I feel like I’ve done as much as I can for ExcellentChild. I let her finish playing with Mr Wiggles while I set up a birthday cake on the table. One of the adults helps her puff out the candles and she goes from toddler to child! But there’s no sense in wasting a useful birthday cake. She blows out the candles again and again. In a final act of stupendous parenting, I rehouse my now adult daughter with a dude called Johnny Zest who I vaguely remember because he delivered the cat.
ExcellentChild joins Nina and Dina Caliente in the ranks of children who phone the house to try and pop round or hang out with their awful parents. She, like Nina and Dina, will be ghosted for the foreseeable future. I turn her bedroom into a gym, expand the cat’s living space by making the gym smaller and install a pool in the bedroom.
Katrina is still around and seems happier now that ExcellentChild has left home. Maybe there’s still a chance for her and Loretta? I sell another round of fruit and veg and figure it’s finally time to organise their wedding!
They head to the park to get married. I feel like that’ll be a nice outdoor space for Loretta, and I remember seeing a well-lit area which I took to be a kind of pavilion or band stand which would make a nice venue. I hire a bartender, a caterer and then remember I forgot to make any friends. The only guests will have to be ExcellentChild and Johnny Zest.
Upon arriving at the park I realise the pavilion is just a well-lit public toilet. I’d been using the no-wall view and just saw a plain wooden floor. I’m not one for changing plans once I’ve made them, so the toilet-wedding stays. It’s a splendid occasion marred only by me forgetting I needed a bar and kitchen for the caterer, thus the park is now home to a bunch of incongruous furniture.
I’m already cross with Katrina again by the time we get home so I try to get Loretta to woohoo her to death. Unfortunately they just both keep napping afterwards and thus Katrina manages to survive the honeymoon. I search the house for further options. There’s a broken dollhouse, a fridge full of cake, a romantic garden nook and a bedroom swimming pool...
Katrina clambers into the pool wearing her bathing costume and hat. I casually sell the ladder and sit back. She clambers back out and goes to make dinner. What chicanery is this? Apparently Sims can exit pools without ladders!

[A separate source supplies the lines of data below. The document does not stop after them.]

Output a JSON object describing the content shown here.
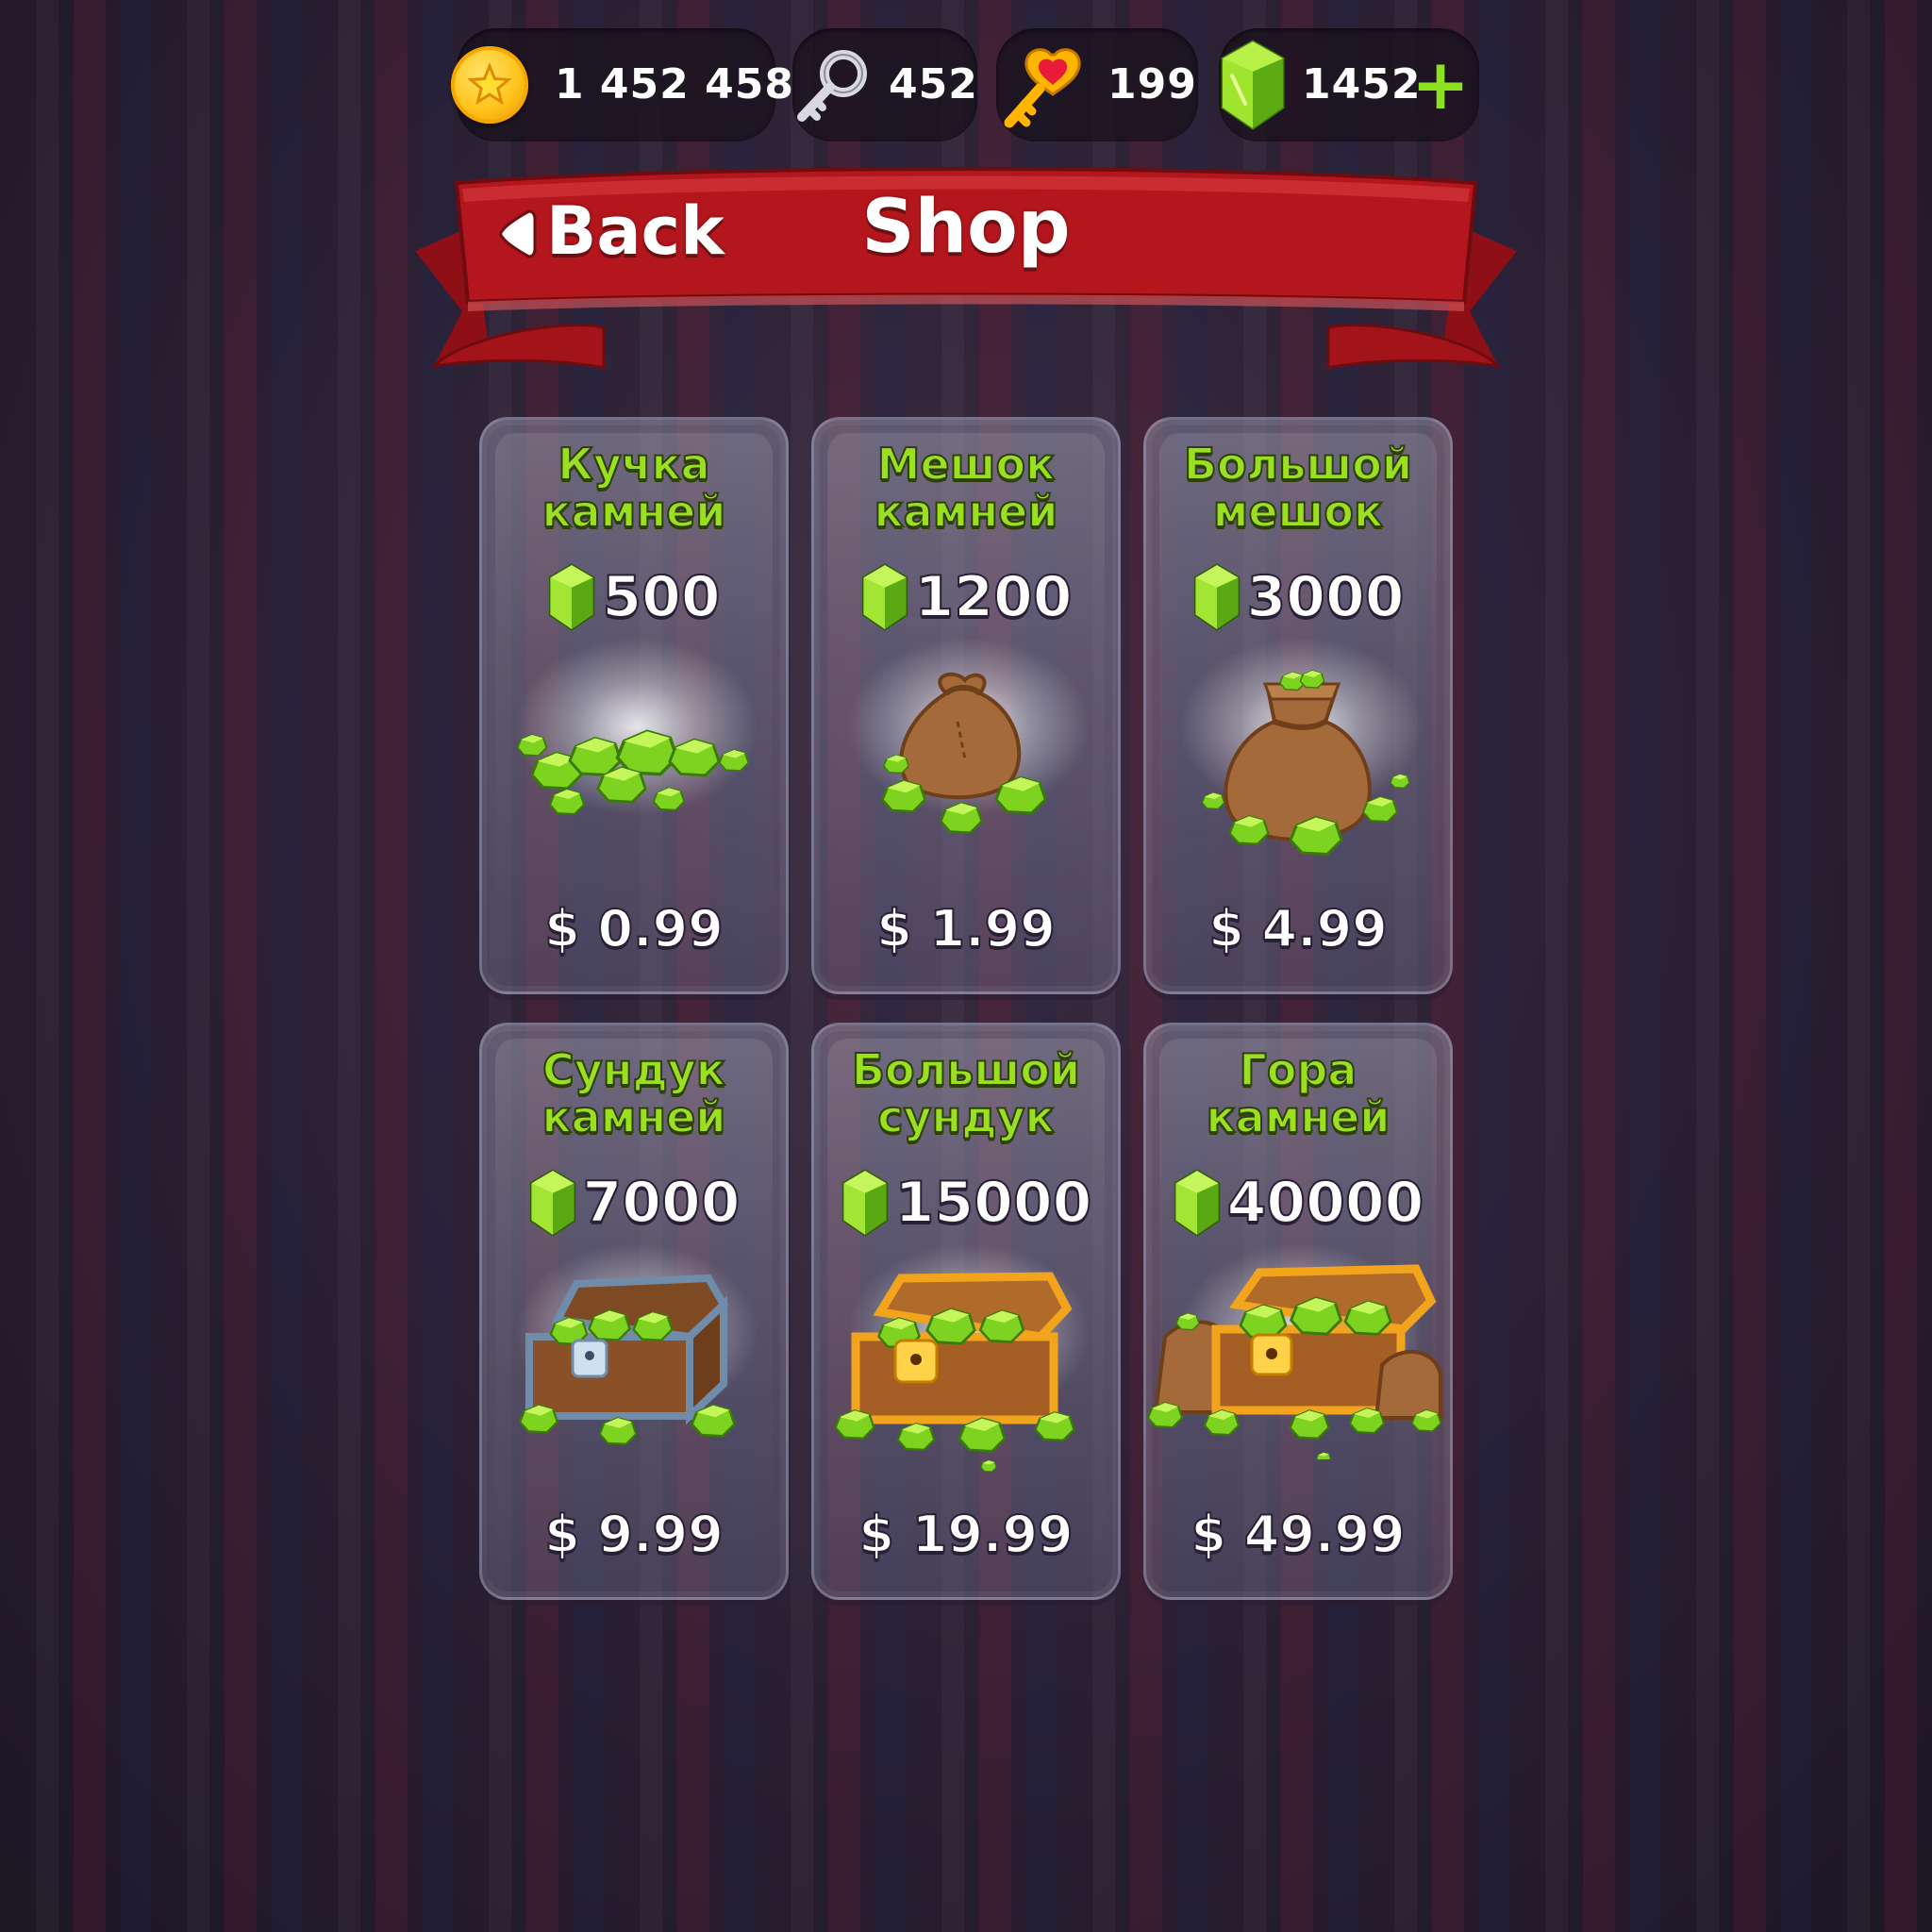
{
  "resources": {
    "coins": "1 452 458",
    "keys": "452",
    "heart_keys": "199",
    "gems": "1452",
    "add_label": "+"
  },
  "header": {
    "back_label": "Back",
    "title": "Shop"
  },
  "offers": [
    {
      "title_line1": "Кучка",
      "title_line2": "камней",
      "amount": "500",
      "price": "$ 0.99",
      "art": "gem-pile-icon"
    },
    {
      "title_line1": "Мешок",
      "title_line2": "камней",
      "amount": "1200",
      "price": "$ 1.99",
      "art": "gem-sack-icon"
    },
    {
      "title_line1": "Большой",
      "title_line2": "мешок",
      "amount": "3000",
      "price": "$ 4.99",
      "art": "big-gem-sack-icon"
    },
    {
      "title_line1": "Сундук",
      "title_line2": "камней",
      "amount": "7000",
      "price": "$ 9.99",
      "art": "silver-chest-icon"
    },
    {
      "title_line1": "Большой",
      "title_line2": "сундук",
      "amount": "15000",
      "price": "$ 19.99",
      "art": "gold-chest-icon"
    },
    {
      "title_line1": "Гора",
      "title_line2": "камней",
      "amount": "40000",
      "price": "$ 49.99",
      "art": "treasure-mountain-icon"
    }
  ],
  "colors": {
    "gem_green": "#8ee11f",
    "ribbon_red": "#b3161c",
    "title_green": "#9ae021"
  }
}
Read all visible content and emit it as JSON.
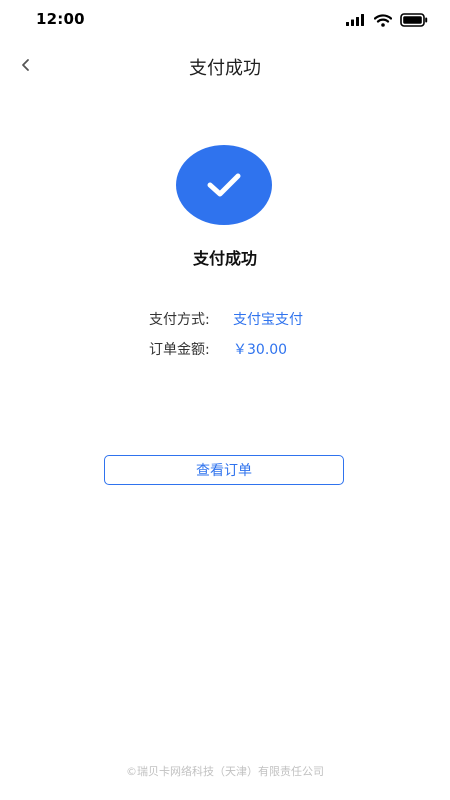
{
  "status_bar": {
    "time": "12:00",
    "icons": [
      "signal-icon",
      "wifi-icon",
      "battery-icon"
    ]
  },
  "nav": {
    "back_icon": "chevron-left-icon",
    "title": "支付成功"
  },
  "success": {
    "icon": "check-icon",
    "title": "支付成功"
  },
  "details": {
    "method_label": "支付方式:",
    "method_value": "支付宝支付",
    "amount_label": "订单金额:",
    "amount_value": "￥30.00"
  },
  "actions": {
    "view_order_label": "查看订单"
  },
  "footer": {
    "copyright": "©瑞贝卡网络科技（天津）有限责任公司"
  },
  "colors": {
    "accent": "#2f73ee",
    "footer_text": "#c2c2c2"
  }
}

I put Katrina back in the water and investigate the build mode options. A small wall should solve this.
Katrina swims length after length of the pool. Her needs are turning red but not as fast as I’d like so to prevent Loretta being distressed by her drowning wife I plant some shrubs along the wall.
Eventually my plan works and Katrina is no more. Loretta is distraught. This is the same Loretta who happily went to bed in the same room that her wife was drowning in the night before but whatever.
The Grim Reaper swings a scythe over Katrina’s remains. He also does a spot of cleaning up as Loretta struggles to perform basic household tasks. I hadn’t counted on her actually grieving. Neither had Mr Wiggles who runs away. I consider asking ExcellentChild for help but it occurs to me that she doesn’t know Katrina is dead. I suppose I could answer one of her many calls.
I cancel the call instead because breaking bad news will be a faff. With Mr Wiggles gone and Loretta distressed there’s not actually much to do in my house. ExcellentChild phones again and I close the whole game down. Why have a mildly awkward conversation when I could just leave forever? And anyway, ExcellentChild survived to adulthood which means my job is done. Operation Baby was a complete success!